“I believe in you,” I said crisply. “And no matter what happens going forward, I will not stop believing in you. I commit to you. You’re not broken, and your weaknesses don’t need to be fixed. You are here as a gift to those around you, and I’m going to help you understand that,” I finished.
With that statement, Jason began to sob. He was a high-powered leader who seemed like he had it all on the outside. But truthfully, he was empty inside. During his life he chased wealth, material things, love, and an external identity to find validation in the world, but he lacked one important thing. He never had anyone who believed in him, unconditionally. I did. I believe in everyone equally. Like I had stated in my earlier conversation with him, not a single person is broken, and no one needs to be fixed.
Sometimes we just reject our darkness more than we embrace our light.
At this point Jason was crying intensely and was struggling to breathe. I gave him some time and space to let decades of pent-up emotion flow. Holding in emotion just adds more pain to the built-up reserve of suffering hidden within. I allowed time for Jason to feel and let go of every ounce of pain that he could release.

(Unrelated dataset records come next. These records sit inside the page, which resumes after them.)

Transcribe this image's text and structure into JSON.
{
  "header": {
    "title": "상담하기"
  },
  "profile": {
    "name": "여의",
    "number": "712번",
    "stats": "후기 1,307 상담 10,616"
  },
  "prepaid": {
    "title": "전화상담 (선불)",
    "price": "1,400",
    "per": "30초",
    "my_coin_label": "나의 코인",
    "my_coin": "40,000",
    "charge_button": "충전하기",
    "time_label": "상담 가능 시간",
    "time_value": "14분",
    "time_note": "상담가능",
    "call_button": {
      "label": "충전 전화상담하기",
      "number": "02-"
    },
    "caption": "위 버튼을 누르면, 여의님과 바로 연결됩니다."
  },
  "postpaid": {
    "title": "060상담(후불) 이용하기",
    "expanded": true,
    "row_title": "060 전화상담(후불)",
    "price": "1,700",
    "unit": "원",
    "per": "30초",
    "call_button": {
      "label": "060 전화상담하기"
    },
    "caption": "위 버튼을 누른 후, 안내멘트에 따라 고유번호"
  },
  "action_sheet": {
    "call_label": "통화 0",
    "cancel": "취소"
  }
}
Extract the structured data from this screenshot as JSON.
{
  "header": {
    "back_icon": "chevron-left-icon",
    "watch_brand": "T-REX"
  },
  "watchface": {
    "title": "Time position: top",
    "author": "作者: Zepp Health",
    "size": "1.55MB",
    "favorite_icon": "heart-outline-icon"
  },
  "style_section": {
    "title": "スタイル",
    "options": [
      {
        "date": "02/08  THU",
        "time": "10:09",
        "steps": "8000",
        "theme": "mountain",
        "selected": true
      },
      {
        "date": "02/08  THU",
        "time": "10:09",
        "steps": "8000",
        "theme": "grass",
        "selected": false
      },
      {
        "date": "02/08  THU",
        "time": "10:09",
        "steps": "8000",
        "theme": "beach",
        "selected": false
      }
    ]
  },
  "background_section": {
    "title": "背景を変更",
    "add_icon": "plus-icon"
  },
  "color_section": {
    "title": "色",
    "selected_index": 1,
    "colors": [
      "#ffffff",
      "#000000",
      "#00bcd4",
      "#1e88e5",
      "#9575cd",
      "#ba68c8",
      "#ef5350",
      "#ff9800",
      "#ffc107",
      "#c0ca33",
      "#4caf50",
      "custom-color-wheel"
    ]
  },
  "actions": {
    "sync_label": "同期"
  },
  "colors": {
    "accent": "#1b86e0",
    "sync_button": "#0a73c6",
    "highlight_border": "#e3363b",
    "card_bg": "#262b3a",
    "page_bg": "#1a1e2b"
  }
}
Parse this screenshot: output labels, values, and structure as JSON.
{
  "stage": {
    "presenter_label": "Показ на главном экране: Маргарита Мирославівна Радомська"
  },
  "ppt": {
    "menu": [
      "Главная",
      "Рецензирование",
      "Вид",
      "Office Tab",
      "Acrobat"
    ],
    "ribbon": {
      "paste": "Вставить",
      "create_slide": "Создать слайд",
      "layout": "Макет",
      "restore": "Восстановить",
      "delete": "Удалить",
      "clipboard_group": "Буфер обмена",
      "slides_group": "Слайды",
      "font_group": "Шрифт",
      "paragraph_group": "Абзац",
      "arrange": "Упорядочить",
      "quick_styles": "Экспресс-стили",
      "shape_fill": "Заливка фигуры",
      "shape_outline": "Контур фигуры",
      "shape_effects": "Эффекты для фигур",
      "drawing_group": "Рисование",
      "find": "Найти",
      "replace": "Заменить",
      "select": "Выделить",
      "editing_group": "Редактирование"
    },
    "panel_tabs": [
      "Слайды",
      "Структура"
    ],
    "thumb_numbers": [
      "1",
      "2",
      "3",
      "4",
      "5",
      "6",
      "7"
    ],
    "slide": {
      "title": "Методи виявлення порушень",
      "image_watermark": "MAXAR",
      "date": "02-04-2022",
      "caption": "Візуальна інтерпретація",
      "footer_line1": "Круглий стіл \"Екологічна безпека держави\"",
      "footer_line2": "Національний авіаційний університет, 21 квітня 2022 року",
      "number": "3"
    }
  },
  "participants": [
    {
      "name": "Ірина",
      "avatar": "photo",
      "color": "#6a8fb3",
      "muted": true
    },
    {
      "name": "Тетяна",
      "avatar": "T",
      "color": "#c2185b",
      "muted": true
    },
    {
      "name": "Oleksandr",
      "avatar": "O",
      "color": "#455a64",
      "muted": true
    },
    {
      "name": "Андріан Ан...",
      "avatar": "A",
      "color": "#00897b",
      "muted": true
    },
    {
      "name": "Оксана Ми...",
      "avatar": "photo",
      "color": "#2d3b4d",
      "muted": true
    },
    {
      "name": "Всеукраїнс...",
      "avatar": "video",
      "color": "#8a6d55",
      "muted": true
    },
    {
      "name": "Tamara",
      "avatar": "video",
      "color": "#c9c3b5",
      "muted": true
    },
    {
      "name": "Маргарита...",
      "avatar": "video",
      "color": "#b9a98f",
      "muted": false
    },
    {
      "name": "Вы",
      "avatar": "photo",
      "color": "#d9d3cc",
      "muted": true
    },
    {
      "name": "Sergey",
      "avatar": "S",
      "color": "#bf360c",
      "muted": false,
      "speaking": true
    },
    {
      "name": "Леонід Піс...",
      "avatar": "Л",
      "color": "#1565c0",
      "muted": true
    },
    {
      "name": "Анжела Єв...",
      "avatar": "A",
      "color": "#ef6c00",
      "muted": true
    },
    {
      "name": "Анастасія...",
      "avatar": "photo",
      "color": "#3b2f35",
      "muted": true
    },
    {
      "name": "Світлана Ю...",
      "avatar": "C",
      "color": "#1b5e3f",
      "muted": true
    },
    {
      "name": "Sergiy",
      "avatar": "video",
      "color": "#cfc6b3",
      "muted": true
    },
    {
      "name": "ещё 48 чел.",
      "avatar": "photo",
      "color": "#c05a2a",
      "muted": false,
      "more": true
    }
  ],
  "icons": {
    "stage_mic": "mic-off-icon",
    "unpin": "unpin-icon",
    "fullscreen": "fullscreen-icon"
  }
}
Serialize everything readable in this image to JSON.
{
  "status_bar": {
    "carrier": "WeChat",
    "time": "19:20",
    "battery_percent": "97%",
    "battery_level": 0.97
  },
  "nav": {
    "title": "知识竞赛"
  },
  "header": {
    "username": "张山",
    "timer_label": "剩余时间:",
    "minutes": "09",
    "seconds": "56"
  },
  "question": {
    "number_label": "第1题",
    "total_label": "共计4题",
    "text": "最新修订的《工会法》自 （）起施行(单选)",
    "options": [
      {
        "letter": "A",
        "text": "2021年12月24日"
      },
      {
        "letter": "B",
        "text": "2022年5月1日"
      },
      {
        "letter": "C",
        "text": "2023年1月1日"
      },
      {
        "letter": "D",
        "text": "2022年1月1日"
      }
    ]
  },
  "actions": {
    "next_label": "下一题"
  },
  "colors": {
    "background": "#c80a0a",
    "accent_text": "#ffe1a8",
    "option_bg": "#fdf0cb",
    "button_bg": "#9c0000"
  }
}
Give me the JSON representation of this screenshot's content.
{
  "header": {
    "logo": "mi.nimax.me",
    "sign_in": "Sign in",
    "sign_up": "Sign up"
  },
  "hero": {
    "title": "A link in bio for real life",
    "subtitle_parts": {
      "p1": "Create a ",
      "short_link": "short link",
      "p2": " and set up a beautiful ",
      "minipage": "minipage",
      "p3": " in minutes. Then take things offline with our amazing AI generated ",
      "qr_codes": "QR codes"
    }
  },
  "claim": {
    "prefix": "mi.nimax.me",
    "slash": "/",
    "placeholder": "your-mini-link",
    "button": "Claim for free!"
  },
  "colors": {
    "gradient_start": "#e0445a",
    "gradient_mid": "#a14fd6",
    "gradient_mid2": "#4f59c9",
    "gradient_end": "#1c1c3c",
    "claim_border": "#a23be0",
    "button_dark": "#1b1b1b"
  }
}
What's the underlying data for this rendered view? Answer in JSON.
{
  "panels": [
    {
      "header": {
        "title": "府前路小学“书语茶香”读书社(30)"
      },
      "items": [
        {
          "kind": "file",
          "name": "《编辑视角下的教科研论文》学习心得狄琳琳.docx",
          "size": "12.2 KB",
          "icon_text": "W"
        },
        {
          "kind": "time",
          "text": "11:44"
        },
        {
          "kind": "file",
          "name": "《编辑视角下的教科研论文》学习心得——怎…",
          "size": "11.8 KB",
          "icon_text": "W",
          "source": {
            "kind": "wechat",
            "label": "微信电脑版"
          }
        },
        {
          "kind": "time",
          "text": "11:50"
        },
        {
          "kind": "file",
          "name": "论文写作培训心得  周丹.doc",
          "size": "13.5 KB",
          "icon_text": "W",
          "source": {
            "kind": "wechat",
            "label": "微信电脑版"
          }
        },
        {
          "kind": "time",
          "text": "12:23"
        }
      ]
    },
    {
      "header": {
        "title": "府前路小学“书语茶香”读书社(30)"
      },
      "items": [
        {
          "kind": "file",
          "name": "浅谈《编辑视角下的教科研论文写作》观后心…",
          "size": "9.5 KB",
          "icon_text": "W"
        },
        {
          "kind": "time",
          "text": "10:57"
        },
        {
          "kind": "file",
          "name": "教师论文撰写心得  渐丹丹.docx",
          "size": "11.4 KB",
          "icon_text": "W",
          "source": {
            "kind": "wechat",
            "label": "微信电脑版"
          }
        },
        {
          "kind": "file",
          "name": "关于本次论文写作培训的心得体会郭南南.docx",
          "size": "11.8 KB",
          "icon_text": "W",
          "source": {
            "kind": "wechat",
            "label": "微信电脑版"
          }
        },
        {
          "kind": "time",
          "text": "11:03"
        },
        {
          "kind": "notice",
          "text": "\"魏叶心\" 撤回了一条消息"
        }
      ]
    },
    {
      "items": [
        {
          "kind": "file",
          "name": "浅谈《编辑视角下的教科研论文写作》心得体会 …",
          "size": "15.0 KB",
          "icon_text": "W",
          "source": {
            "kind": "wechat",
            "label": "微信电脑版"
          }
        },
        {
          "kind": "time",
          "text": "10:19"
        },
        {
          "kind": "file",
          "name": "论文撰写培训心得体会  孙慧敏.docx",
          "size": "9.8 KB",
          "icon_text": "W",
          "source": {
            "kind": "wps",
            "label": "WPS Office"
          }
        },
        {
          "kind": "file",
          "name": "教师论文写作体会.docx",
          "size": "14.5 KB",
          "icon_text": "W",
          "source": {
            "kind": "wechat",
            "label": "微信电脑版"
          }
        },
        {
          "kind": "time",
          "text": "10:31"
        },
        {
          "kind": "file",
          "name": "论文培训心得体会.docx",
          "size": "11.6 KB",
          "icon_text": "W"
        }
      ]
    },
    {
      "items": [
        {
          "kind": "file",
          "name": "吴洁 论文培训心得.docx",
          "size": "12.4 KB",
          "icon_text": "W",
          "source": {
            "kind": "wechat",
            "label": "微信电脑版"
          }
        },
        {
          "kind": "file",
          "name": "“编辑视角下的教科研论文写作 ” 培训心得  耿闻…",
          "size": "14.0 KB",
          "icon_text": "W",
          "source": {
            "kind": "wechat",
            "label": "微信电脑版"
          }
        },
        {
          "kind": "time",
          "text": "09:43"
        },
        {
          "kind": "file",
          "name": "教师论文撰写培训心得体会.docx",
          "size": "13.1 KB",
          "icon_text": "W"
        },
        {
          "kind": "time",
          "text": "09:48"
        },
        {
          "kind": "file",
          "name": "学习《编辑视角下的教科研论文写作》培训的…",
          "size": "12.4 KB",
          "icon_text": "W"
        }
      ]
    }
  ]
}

Once his tears slowed, I walked around the table and hugged him like a brother would embrace another brother in pain. While we were embracing I asked, “What do you think triggered the emotion?”
“I can’t remember the last time someone told me that they believed in me,” he responded, with visibly more openness and less shame in his body.
“Is that all you want? Someone to believe in you?” I asked.
“That’s all I’ve ever wanted,” he said desperately. “I’ve never felt like I was enough to believe in,” he said with more tears springing up. “I just want to know people believe in me.”
“I’ve got plenty of belief in you for the both of us. Borrow some of mine for a while,” I whispered to him.
No matter how much wealth, power, or significance a person holds, there are still some basic elements every human being requires to feel like he or she belongs: they want to feel valuable, valued by others, and accepted. Sometimes when the people who are supposed to love us the most at a young age struggle to accept us and believe in us, it sets the tone for the rest of our lives. When we are programmed to feel inadequate, we can either become paralyzed or use it as rocket fuel for success and prosperity as we try to find acceptance in outcomes.
But regardless of the level of success we create, that longing for feeling valuable and accepted won’t go away until we finally accept ourselves; our weaknesses, strengths, talents, painful memories, and everything that led up to where we currently stand. We must believe in ourselves. Sometimes it starts with just one person saying the four magic words that everyone longs to hear: “I believe in you.”
Jason and I went on to discover and heal the deep emotional scars that he’d buried, which created self-rejection in everything he did. He learned how to embrace his darkness and his light, and how to turn the negative voices in his head into affirmative voices that super-charged his value and acceptance.
“I feel like a different human being,” Jason said in one of our last meetings. “I’ve got more work to do, but I feel like I can love and receive love like never before.”
“Why do you feel that?” I asked.
“Because I believe in myself,” he said. “And your belief in me started the whole journey.”